Oh My Gosh, My Feet Were Sore!

I could hardly hobble out of my room this morning, so when I discovered I was in the wrong location for my morning session, I opted to stay where I was and make the best of it.  And I’m so glad I did!

It was a panel “conversation” among librarians from a public library, middle school library, and others about using audiobooks to engage students and their families.  Major points included the benefits to ESL students of hearing spoken English outside a classroom context, providing cultural enrichment through use of narrators with appropriate accents, providing “personal shopping” services by matching the length of audiobook selections to the length of a car journey, and showing kids it’s OK to do other things while “reading with their ears”: drawing, playing computer games, watching the Windows Media Player visualizations, jogging, etc.

But the MOST interesting fact to come from this session is a program called Sync, in which a classic YA title is paired with a contemporary title, and both are able to be downloaded as MP3 files free AND free of DRM from OverDrive for one week.  You get to keep the books forever and put them on any listening device. A couple of pairings, for example, include Shiver / Romeo & Juliet, and Immortal / Wuthering Heights. Sync also offers text alerts when new free audio books are available.

All the panelists were on the original Odyssey award committee, and all review audiobooks for Booklist.

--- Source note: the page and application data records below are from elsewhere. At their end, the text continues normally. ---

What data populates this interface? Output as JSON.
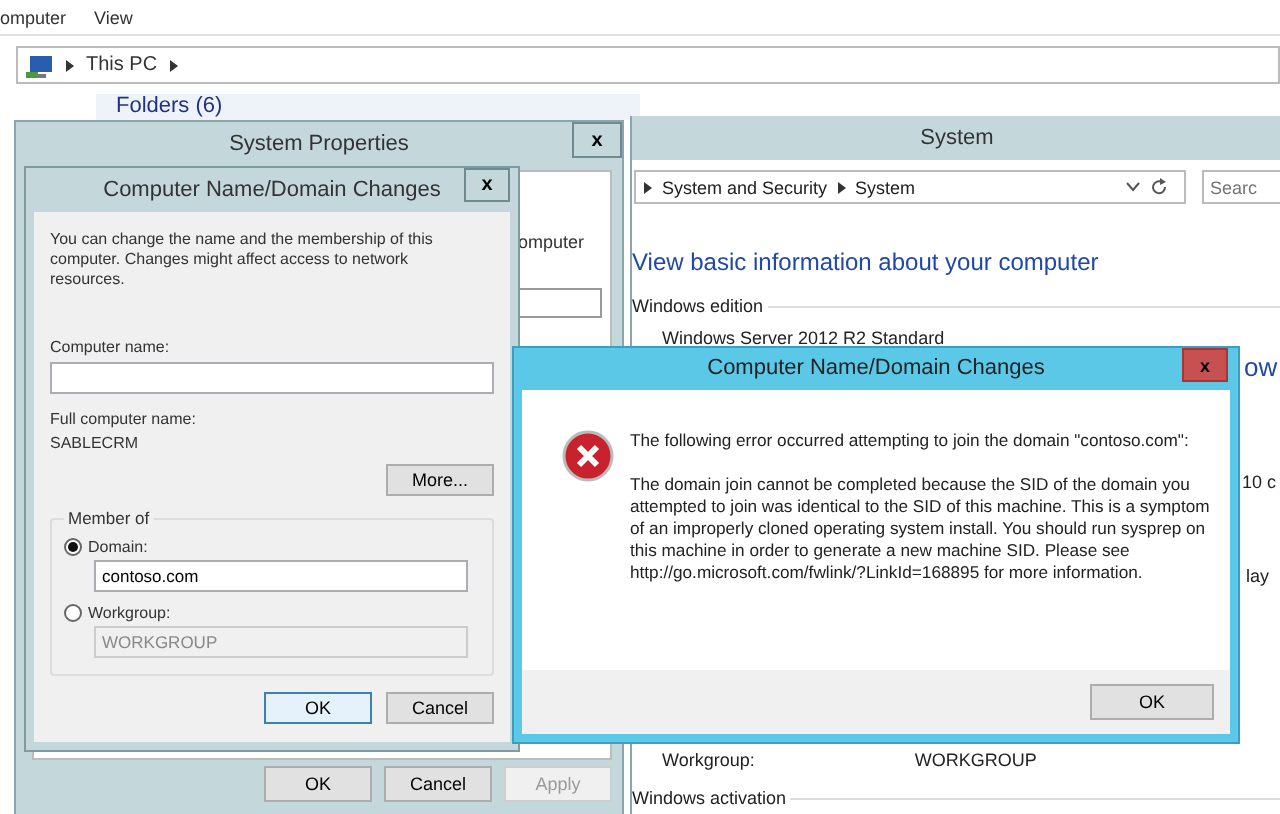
{
  "explorer": {
    "menu": [
      "omputer",
      "View"
    ],
    "address": [
      "This PC"
    ],
    "folders_header": "Folders (6)"
  },
  "system_window": {
    "title": "System",
    "breadcrumb": [
      "System and Security",
      "System"
    ],
    "search": {
      "placeholder": "Searc"
    },
    "heading": "View basic information about your computer",
    "section": "Windows edition",
    "edition": "Windows Server 2012 R2 Standard",
    "right_fragments": [
      "ow",
      "10 c",
      "lay"
    ],
    "workgroup_label": "Workgroup:",
    "workgroup_value": "WORKGROUP",
    "section_2": "Windows activation"
  },
  "system_properties": {
    "title": "System Properties",
    "close": "x",
    "panel_fragment": "omputer",
    "buttons": [
      {
        "label": "OK",
        "disabled": false
      },
      {
        "label": "Cancel",
        "disabled": false
      },
      {
        "label": "Apply",
        "disabled": true
      }
    ]
  },
  "name_dialog": {
    "title": "Computer Name/Domain Changes",
    "close": "x",
    "intro": "You can change the name and the membership of this computer. Changes might affect access to network resources.",
    "computer_name": {
      "label": "Computer name:"
    },
    "full_name_label": "Full computer name:",
    "full_name": "SABLECRM",
    "more_button": "More...",
    "member_of": {
      "title": "Member of",
      "options": [
        {
          "label": "Domain:",
          "selected": true,
          "value": "contoso.com"
        },
        {
          "label": "Workgroup:",
          "selected": false,
          "value": "WORKGROUP"
        }
      ]
    },
    "buttons": [
      {
        "label": "OK",
        "focused": true
      },
      {
        "label": "Cancel",
        "focused": false
      }
    ]
  },
  "error_dialog": {
    "title": "Computer Name/Domain Changes",
    "close": "x",
    "message": "The following error occurred attempting to join the domain \"contoso.com\":",
    "detail": "The domain join cannot be completed because the SID of the domain you attempted to join was identical to the SID of this machine. This is a symptom of an improperly cloned operating system install.  You should run sysprep on this machine in order to generate a new machine SID. Please see http://go.microsoft.com/fwlink/?LinkId=168895 for more information.",
    "buttons": [
      "OK"
    ]
  }
}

Mary Burkey provided a link to her blog, Audiobooker,


Online Safety for Kids – What Parents Need 2 Know

Training Day is coming up again in a couple of months. Suddenly our admin is jumping on the library 2.0 bandwagon, and this year the event will have a markedly “tech” feel.

I’ve been involved with a small group that is charged with creating a presentation for parents about social networking sites teens and kids use, and what to be aware of regarding online safety and preservation of privacy. My particular part is the “now you know what some of the dangers are, and what some of the good things are about social networks, here’s what you should do to keep your kids safe online” piece. I’ve begun a set of powerpoint slides that will be appended to the sets being prepared by the others, and I’ll be working with a teen services librarian to make the advice strong, relevant and compelling. I’m also preparing a bibliography to go along with it that we can hand out.

I know other libraries have done similar programs, – in fact, I think I’ll take a look at the Hibbing Public Library’s (MN) computer classes page to see if there’s something I can adapt. How clever I am!